But regardless of the talent on show, Smith’s conception is the real star. Smith deploys his resources with great care to magnificent effect, varying the combinations of instruments in a way that seems natural and unforced. “The D.C. Wall: A War Memorial for All Times” is a good example, constructed from a series of sparely voiced vignettes which combine to create a mood of reflective melancholy. While the overall picture is of complex shifting moods, a sense of epic struggle hovers throughout. Joyous or melancholic interludes are rarely sustained, but become just part of the journey, manifest as a constantly shifting blend of the cerebral and the down to earth. While some pieces sound so deliberate they might be through composed, with defined pockets for improvisation, others, notably the diaphanous “Fannie Lou Hamer and the Mississippi Freedom Democratic Party, 1964” and more urgent “Democracy,” present a much more open extemporized aspect. Solos where they exist extend the thematic material as with Lindberg on “Buzzsaw: The Myth of a Free Press” where a flamenco introduction emphasizes the percussive before introducing a melodic sequence which launches the full quintet.

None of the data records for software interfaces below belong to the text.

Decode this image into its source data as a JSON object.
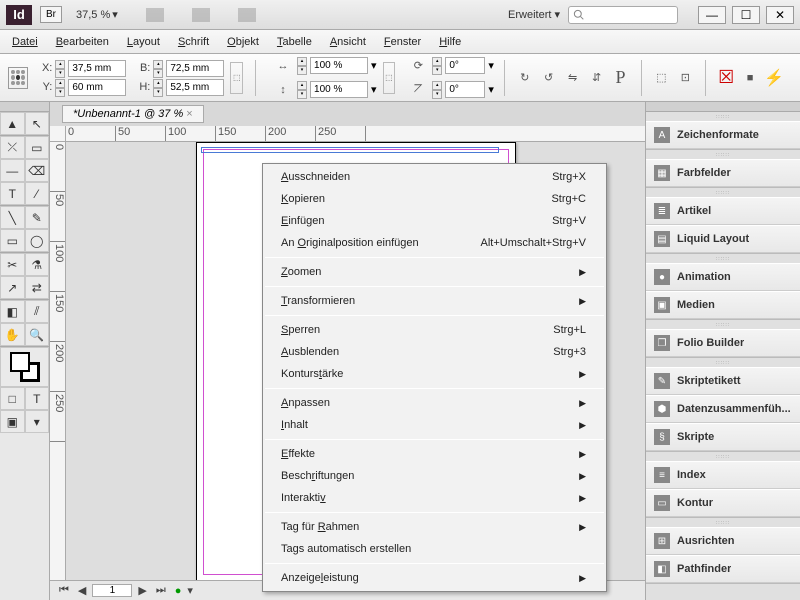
{
  "titlebar": {
    "app_label": "Id",
    "br_label": "Br",
    "zoom": "37,5 %",
    "workspace": "Erweitert"
  },
  "window_buttons": {
    "min": "—",
    "max": "☐",
    "close": "✕"
  },
  "menu": {
    "file": "Datei",
    "edit": "Bearbeiten",
    "layout": "Layout",
    "type": "Schrift",
    "object": "Objekt",
    "table": "Tabelle",
    "view": "Ansicht",
    "window": "Fenster",
    "help": "Hilfe"
  },
  "control": {
    "x_label": "X:",
    "x_val": "37,5 mm",
    "y_label": "Y:",
    "y_val": "60 mm",
    "w_label": "B:",
    "w_val": "72,5 mm",
    "h_label": "H:",
    "h_val": "52,5 mm",
    "sx": "100 %",
    "sy": "100 %",
    "rot_label": "⟳",
    "rot_val": "0°",
    "shear_label": "⦢",
    "shear_val": "0°"
  },
  "document": {
    "tab": "*Unbenannt-1 @ 37 %",
    "ruler_marks": [
      "0",
      "50",
      "100",
      "150",
      "200",
      "250"
    ],
    "page_num": "1"
  },
  "panels": [
    [
      {
        "icon": "A",
        "label": "Zeichenformate"
      }
    ],
    [
      {
        "icon": "▦",
        "label": "Farbfelder"
      }
    ],
    [
      {
        "icon": "≣",
        "label": "Artikel"
      },
      {
        "icon": "▤",
        "label": "Liquid Layout"
      }
    ],
    [
      {
        "icon": "●",
        "label": "Animation"
      },
      {
        "icon": "▣",
        "label": "Medien"
      }
    ],
    [
      {
        "icon": "❐",
        "label": "Folio Builder"
      }
    ],
    [
      {
        "icon": "✎",
        "label": "Skriptetikett"
      },
      {
        "icon": "⬢",
        "label": "Datenzusammenfüh..."
      },
      {
        "icon": "§",
        "label": "Skripte"
      }
    ],
    [
      {
        "icon": "≡",
        "label": "Index"
      },
      {
        "icon": "▭",
        "label": "Kontur"
      }
    ],
    [
      {
        "icon": "⊞",
        "label": "Ausrichten"
      },
      {
        "icon": "◧",
        "label": "Pathfinder"
      }
    ]
  ],
  "contextmenu": [
    {
      "type": "item",
      "label": "Ausschneiden",
      "u": 0,
      "short": "Strg+X"
    },
    {
      "type": "item",
      "label": "Kopieren",
      "u": 0,
      "short": "Strg+C"
    },
    {
      "type": "item",
      "label": "Einfügen",
      "u": 0,
      "short": "Strg+V"
    },
    {
      "type": "item",
      "label": "An Originalposition einfügen",
      "u": 3,
      "short": "Alt+Umschalt+Strg+V"
    },
    {
      "type": "sep"
    },
    {
      "type": "item",
      "label": "Zoomen",
      "u": 0,
      "sub": true
    },
    {
      "type": "sep"
    },
    {
      "type": "item",
      "label": "Transformieren",
      "u": 0,
      "sub": true
    },
    {
      "type": "sep"
    },
    {
      "type": "item",
      "label": "Sperren",
      "u": 0,
      "short": "Strg+L"
    },
    {
      "type": "item",
      "label": "Ausblenden",
      "u": 0,
      "short": "Strg+3"
    },
    {
      "type": "item",
      "label": "Konturstärke",
      "u": 7,
      "sub": true
    },
    {
      "type": "sep"
    },
    {
      "type": "item",
      "label": "Anpassen",
      "u": 0,
      "sub": true
    },
    {
      "type": "item",
      "label": "Inhalt",
      "u": 0,
      "sub": true
    },
    {
      "type": "sep"
    },
    {
      "type": "item",
      "label": "Effekte",
      "u": 0,
      "sub": true
    },
    {
      "type": "item",
      "label": "Beschriftungen",
      "u": 5,
      "sub": true
    },
    {
      "type": "item",
      "label": "Interaktiv",
      "u": 9,
      "sub": true
    },
    {
      "type": "sep"
    },
    {
      "type": "item",
      "label": "Tag für Rahmen",
      "u": 8,
      "sub": true
    },
    {
      "type": "item",
      "label": "Tags automatisch erstellen",
      "u": -1
    },
    {
      "type": "sep"
    },
    {
      "type": "item",
      "label": "Anzeigeleistung",
      "u": 7,
      "sub": true
    }
  ]
}
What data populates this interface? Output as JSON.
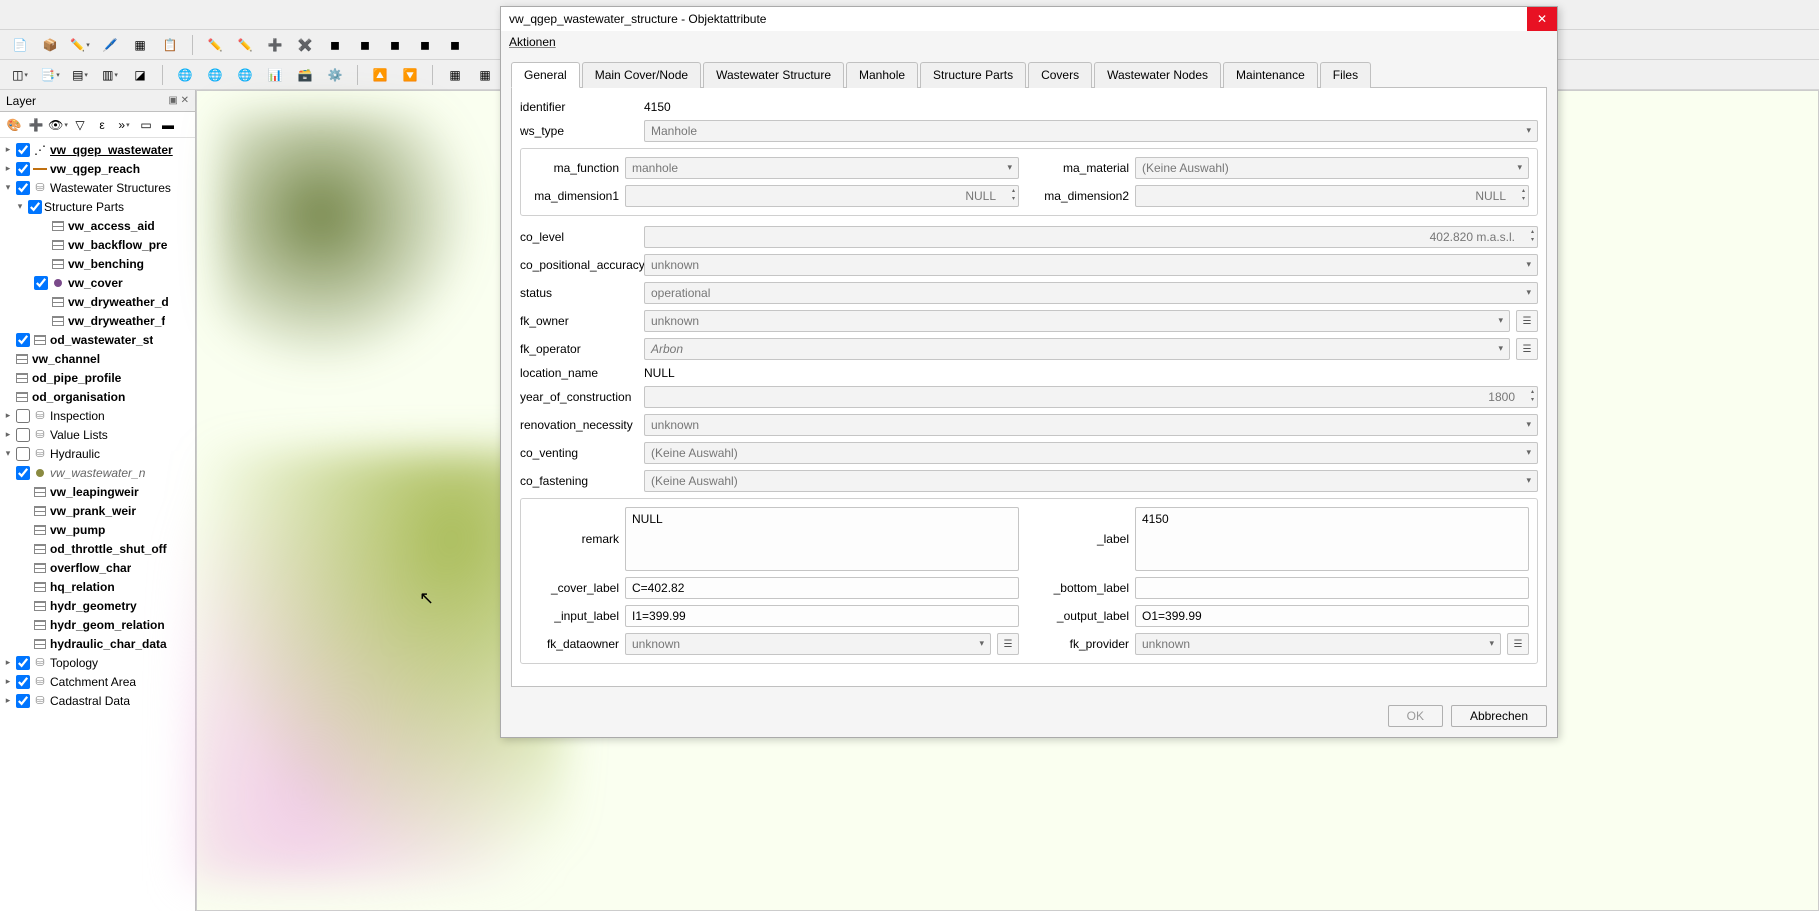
{
  "panel": {
    "title": "Layer"
  },
  "tree": {
    "vw_qgep_wastewater": "vw_qgep_wastewater",
    "vw_qgep_reach": "vw_qgep_reach",
    "wastewater_structures": "Wastewater Structures",
    "structure_parts": "Structure Parts",
    "vw_access_aid": "vw_access_aid",
    "vw_backflow_pre": "vw_backflow_pre",
    "vw_benching": "vw_benching",
    "vw_cover": "vw_cover",
    "vw_dryweather_d": "vw_dryweather_d",
    "vw_dryweather_f": "vw_dryweather_f",
    "od_wastewater_st": "od_wastewater_st",
    "vw_channel": "vw_channel",
    "od_pipe_profile": "od_pipe_profile",
    "od_organisation": "od_organisation",
    "inspection": "Inspection",
    "value_lists": "Value Lists",
    "hydraulic": "Hydraulic",
    "vw_wastewater_n": "vw_wastewater_n",
    "vw_leapingweir": "vw_leapingweir",
    "vw_prank_weir": "vw_prank_weir",
    "vw_pump": "vw_pump",
    "od_throttle_shut_off": "od_throttle_shut_off",
    "overflow_char": "overflow_char",
    "hq_relation": "hq_relation",
    "hydr_geometry": "hydr_geometry",
    "hydr_geom_relation": "hydr_geom_relation",
    "hydraulic_char_data": "hydraulic_char_data",
    "topology": "Topology",
    "catchment_area": "Catchment Area",
    "cadastral_data": "Cadastral Data"
  },
  "dialog": {
    "title": "vw_qgep_wastewater_structure - Objektattribute",
    "menu": "Aktionen",
    "tabs": [
      "General",
      "Main Cover/Node",
      "Wastewater Structure",
      "Manhole",
      "Structure Parts",
      "Covers",
      "Wastewater Nodes",
      "Maintenance",
      "Files"
    ],
    "ok": "OK",
    "cancel": "Abbrechen"
  },
  "labels": {
    "identifier": "identifier",
    "ws_type": "ws_type",
    "ma_function": "ma_function",
    "ma_material": "ma_material",
    "ma_dimension1": "ma_dimension1",
    "ma_dimension2": "ma_dimension2",
    "co_level": "co_level",
    "co_positional_accuracy": "co_positional_accuracy",
    "status": "status",
    "fk_owner": "fk_owner",
    "fk_operator": "fk_operator",
    "location_name": "location_name",
    "year_of_construction": "year_of_construction",
    "renovation_necessity": "renovation_necessity",
    "co_venting": "co_venting",
    "co_fastening": "co_fastening",
    "remark": "remark",
    "label": "_label",
    "cover_label": "_cover_label",
    "bottom_label": "_bottom_label",
    "input_label": "_input_label",
    "output_label": "_output_label",
    "fk_dataowner": "fk_dataowner",
    "fk_provider": "fk_provider"
  },
  "values": {
    "identifier": "4150",
    "ws_type": "Manhole",
    "ma_function": "manhole",
    "ma_material": "(Keine Auswahl)",
    "ma_dimension1": "NULL",
    "ma_dimension2": "NULL",
    "co_level": "402.820 m.a.s.l.",
    "co_positional_accuracy": "unknown",
    "status": "operational",
    "fk_owner": "unknown",
    "fk_operator": "Arbon",
    "location_name": "NULL",
    "year_of_construction": "1800",
    "renovation_necessity": "unknown",
    "co_venting": "(Keine Auswahl)",
    "co_fastening": "(Keine Auswahl)",
    "remark": "NULL",
    "label_val": "4150",
    "cover_label": "C=402.82",
    "bottom_label": "",
    "input_label": "I1=399.99",
    "output_label": "O1=399.99",
    "fk_dataowner": "unknown",
    "fk_provider": "unknown"
  }
}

Each piece goes through multiple sections and moods. Take the 16 minutes of “Thurgood Marshall and Brown Vs. Board of Education: A Dream of Equal Education, 1954” as an example. Smith’s annunciatory trumpet initially marches over a twin drum tattoo. Then a pause before Lindberg essays a funky riff, masterfully embellished by the two percussionists. Playfully blue piano and carefree trumpet lead into an uneasy rubato section which ends with the bassist slowly bowing the earlier riff. Trumpet and piano unite in a passage of stark clarity, which briefly transmutes into sparse dreamy colloquy for piano, bass and cymbals, until the energizing bass riff signals a brief theme restatement, rounded off by a plaintive pizzicato bass and piano coda. It can be difficult to grasp the overall structure of each piece, but they can be enjoyed in the moment.
Each disc, even each piece, would make a rich listening experience in its own right. As a package, although perhaps daunting at first blush, it amply rewards time invested.
By JOHN SHARPE